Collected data
BEGIN
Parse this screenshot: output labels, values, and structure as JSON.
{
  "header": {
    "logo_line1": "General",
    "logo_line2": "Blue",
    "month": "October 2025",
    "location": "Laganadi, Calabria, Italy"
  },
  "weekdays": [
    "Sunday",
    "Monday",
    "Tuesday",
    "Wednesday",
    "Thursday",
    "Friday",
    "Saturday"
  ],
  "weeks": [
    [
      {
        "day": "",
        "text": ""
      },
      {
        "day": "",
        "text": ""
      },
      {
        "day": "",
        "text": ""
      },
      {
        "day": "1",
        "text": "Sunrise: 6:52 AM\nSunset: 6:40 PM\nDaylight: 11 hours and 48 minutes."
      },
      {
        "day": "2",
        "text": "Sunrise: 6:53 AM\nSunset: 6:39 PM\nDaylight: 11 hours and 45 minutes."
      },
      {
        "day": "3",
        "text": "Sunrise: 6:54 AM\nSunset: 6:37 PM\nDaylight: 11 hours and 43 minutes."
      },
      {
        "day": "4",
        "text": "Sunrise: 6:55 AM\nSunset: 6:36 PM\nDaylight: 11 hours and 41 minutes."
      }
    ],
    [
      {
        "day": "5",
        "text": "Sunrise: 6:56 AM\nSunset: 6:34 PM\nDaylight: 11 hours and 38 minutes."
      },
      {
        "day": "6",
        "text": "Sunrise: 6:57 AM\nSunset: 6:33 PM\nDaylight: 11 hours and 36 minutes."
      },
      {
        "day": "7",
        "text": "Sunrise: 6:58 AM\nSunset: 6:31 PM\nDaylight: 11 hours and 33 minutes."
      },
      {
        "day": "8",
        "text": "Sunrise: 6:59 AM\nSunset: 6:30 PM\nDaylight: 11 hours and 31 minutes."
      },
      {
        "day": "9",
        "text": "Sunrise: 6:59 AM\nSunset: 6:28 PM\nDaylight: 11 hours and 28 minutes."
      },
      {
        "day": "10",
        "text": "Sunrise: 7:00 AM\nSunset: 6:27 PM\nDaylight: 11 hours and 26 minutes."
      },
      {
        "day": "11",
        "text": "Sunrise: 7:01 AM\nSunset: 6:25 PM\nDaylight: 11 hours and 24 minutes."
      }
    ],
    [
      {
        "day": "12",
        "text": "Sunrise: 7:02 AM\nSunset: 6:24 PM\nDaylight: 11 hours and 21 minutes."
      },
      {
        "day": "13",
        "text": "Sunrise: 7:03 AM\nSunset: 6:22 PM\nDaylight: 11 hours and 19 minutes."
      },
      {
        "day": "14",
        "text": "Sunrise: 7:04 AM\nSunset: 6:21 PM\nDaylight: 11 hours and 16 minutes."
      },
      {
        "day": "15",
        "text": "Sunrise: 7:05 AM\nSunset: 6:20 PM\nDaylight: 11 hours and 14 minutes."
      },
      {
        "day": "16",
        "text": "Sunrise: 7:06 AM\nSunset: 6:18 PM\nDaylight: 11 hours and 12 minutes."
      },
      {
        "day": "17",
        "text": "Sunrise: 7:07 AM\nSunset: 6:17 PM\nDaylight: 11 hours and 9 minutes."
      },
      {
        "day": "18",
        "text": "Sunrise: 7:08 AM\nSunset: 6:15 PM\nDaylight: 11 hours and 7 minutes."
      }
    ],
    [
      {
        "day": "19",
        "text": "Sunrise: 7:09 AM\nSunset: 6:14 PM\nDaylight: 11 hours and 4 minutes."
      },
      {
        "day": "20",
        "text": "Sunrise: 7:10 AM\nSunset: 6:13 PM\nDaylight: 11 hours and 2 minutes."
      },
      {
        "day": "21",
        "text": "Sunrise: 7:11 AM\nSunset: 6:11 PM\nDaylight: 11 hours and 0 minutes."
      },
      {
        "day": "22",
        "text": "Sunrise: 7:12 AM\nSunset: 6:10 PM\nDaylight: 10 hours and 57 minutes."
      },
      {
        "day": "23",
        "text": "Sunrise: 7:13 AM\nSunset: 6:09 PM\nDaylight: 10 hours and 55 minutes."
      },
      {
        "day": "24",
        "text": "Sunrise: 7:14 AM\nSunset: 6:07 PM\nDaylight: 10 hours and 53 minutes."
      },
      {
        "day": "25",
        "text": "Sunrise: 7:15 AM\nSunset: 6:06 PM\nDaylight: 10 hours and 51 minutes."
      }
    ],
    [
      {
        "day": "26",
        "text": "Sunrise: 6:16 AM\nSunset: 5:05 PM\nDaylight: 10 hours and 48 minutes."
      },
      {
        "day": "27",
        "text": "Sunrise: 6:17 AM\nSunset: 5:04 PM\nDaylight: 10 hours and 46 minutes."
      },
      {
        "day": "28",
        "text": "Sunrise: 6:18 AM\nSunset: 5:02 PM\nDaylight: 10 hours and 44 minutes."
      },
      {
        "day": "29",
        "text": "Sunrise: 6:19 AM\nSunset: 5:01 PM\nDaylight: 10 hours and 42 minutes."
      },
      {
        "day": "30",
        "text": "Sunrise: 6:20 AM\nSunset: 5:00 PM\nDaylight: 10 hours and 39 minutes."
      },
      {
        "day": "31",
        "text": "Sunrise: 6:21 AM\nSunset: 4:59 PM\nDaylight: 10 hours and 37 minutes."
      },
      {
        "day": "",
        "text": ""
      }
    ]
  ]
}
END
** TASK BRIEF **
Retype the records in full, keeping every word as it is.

** RESPONSE FOR THIS EXERCISE **
Parse this screenshot: output labels, values, and structure as JSON.
{
  "header": {
    "logo_line1": "General",
    "logo_line2": "Blue",
    "month": "October 2025",
    "location": "Laganadi, Calabria, Italy"
  },
  "weekdays": [
    "Sunday",
    "Monday",
    "Tuesday",
    "Wednesday",
    "Thursday",
    "Friday",
    "Saturday"
  ],
  "weeks": [
    [
      {
        "day": "",
        "text": ""
      },
      {
        "day": "",
        "text": ""
      },
      {
        "day": "",
        "text": ""
      },
      {
        "day": "1",
        "text": "Sunrise: 6:52 AM\nSunset: 6:40 PM\nDaylight: 11 hours and 48 minutes."
      },
      {
        "day": "2",
        "text": "Sunrise: 6:53 AM\nSunset: 6:39 PM\nDaylight: 11 hours and 45 minutes."
      },
      {
        "day": "3",
        "text": "Sunrise: 6:54 AM\nSunset: 6:37 PM\nDaylight: 11 hours and 43 minutes."
      },
      {
        "day": "4",
        "text": "Sunrise: 6:55 AM\nSunset: 6:36 PM\nDaylight: 11 hours and 41 minutes."
      }
    ],
    [
      {
        "day": "5",
        "text": "Sunrise: 6:56 AM\nSunset: 6:34 PM\nDaylight: 11 hours and 38 minutes."
      },
      {
        "day": "6",
        "text": "Sunrise: 6:57 AM\nSunset: 6:33 PM\nDaylight: 11 hours and 36 minutes."
      },
      {
        "day": "7",
        "text": "Sunrise: 6:58 AM\nSunset: 6:31 PM\nDaylight: 11 hours and 33 minutes."
      },
      {
        "day": "8",
        "text": "Sunrise: 6:59 AM\nSunset: 6:30 PM\nDaylight: 11 hours and 31 minutes."
      },
      {
        "day": "9",
        "text": "Sunrise: 6:59 AM\nSunset: 6:28 PM\nDaylight: 11 hours and 28 minutes."
      },
      {
        "day": "10",
        "text": "Sunrise: 7:00 AM\nSunset: 6:27 PM\nDaylight: 11 hours and 26 minutes."
      },
      {
        "day": "11",
        "text": "Sunrise: 7:01 AM\nSunset: 6:25 PM\nDaylight: 11 hours and 24 minutes."
      }
    ],
    [
      {
        "day": "12",
        "text": "Sunrise: 7:02 AM\nSunset: 6:24 PM\nDaylight: 11 hours and 21 minutes."
      },
      {
        "day": "13",
        "text": "Sunrise: 7:03 AM\nSunset: 6:22 PM\nDaylight: 11 hours and 19 minutes."
      },
      {
        "day": "14",
        "text": "Sunrise: 7:04 AM\nSunset: 6:21 PM\nDaylight: 11 hours and 16 minutes."
      },
      {
        "day": "15",
        "text": "Sunrise: 7:05 AM\nSunset: 6:20 PM\nDaylight: 11 hours and 14 minutes."
      },
      {
        "day": "16",
        "text": "Sunrise: 7:06 AM\nSunset: 6:18 PM\nDaylight: 11 hours and 12 minutes."
      },
      {
        "day": "17",
        "text": "Sunrise: 7:07 AM\nSunset: 6:17 PM\nDaylight: 11 hours and 9 minutes."
      },
      {
        "day": "18",
        "text": "Sunrise: 7:08 AM\nSunset: 6:15 PM\nDaylight: 11 hours and 7 minutes."
      }
    ],
    [
      {
        "day": "19",
        "text": "Sunrise: 7:09 AM\nSunset: 6:14 PM\nDaylight: 11 hours and 4 minutes."
      },
      {
        "day": "20",
        "text": "Sunrise: 7:10 AM\nSunset: 6:13 PM\nDaylight: 11 hours and 2 minutes."
      },
      {
        "day": "21",
        "text": "Sunrise: 7:11 AM\nSunset: 6:11 PM\nDaylight: 11 hours and 0 minutes."
      },
      {
        "day": "22",
        "text": "Sunrise: 7:12 AM\nSunset: 6:10 PM\nDaylight: 10 hours and 57 minutes."
      },
      {
        "day": "23",
        "text": "Sunrise: 7:13 AM\nSunset: 6:09 PM\nDaylight: 10 hours and 55 minutes."
      },
      {
        "day": "24",
        "text": "Sunrise: 7:14 AM\nSunset: 6:07 PM\nDaylight: 10 hours and 53 minutes."
      },
      {
        "day": "25",
        "text": "Sunrise: 7:15 AM\nSunset: 6:06 PM\nDaylight: 10 hours and 51 minutes."
      }
    ],
    [
      {
        "day": "26",
        "text": "Sunrise: 6:16 AM\nSunset: 5:05 PM\nDaylight: 10 hours and 48 minutes."
      },
      {
        "day": "27",
        "text": "Sunrise: 6:17 AM\nSunset: 5:04 PM\nDaylight: 10 hours and 46 minutes."
      },
      {
        "day": "28",
        "text": "Sunrise: 6:18 AM\nSunset: 5:02 PM\nDaylight: 10 hours and 44 minutes."
      },
      {
        "day": "29",
        "text": "Sunrise: 6:19 AM\nSunset: 5:01 PM\nDaylight: 10 hours and 42 minutes."
      },
      {
        "day": "30",
        "text": "Sunrise: 6:20 AM\nSunset: 5:00 PM\nDaylight: 10 hours and 39 minutes."
      },
      {
        "day": "31",
        "text": "Sunrise: 6:21 AM\nSunset: 4:59 PM\nDaylight: 10 hours and 37 minutes."
      },
      {
        "day": "",
        "text": ""
      }
    ]
  ]
}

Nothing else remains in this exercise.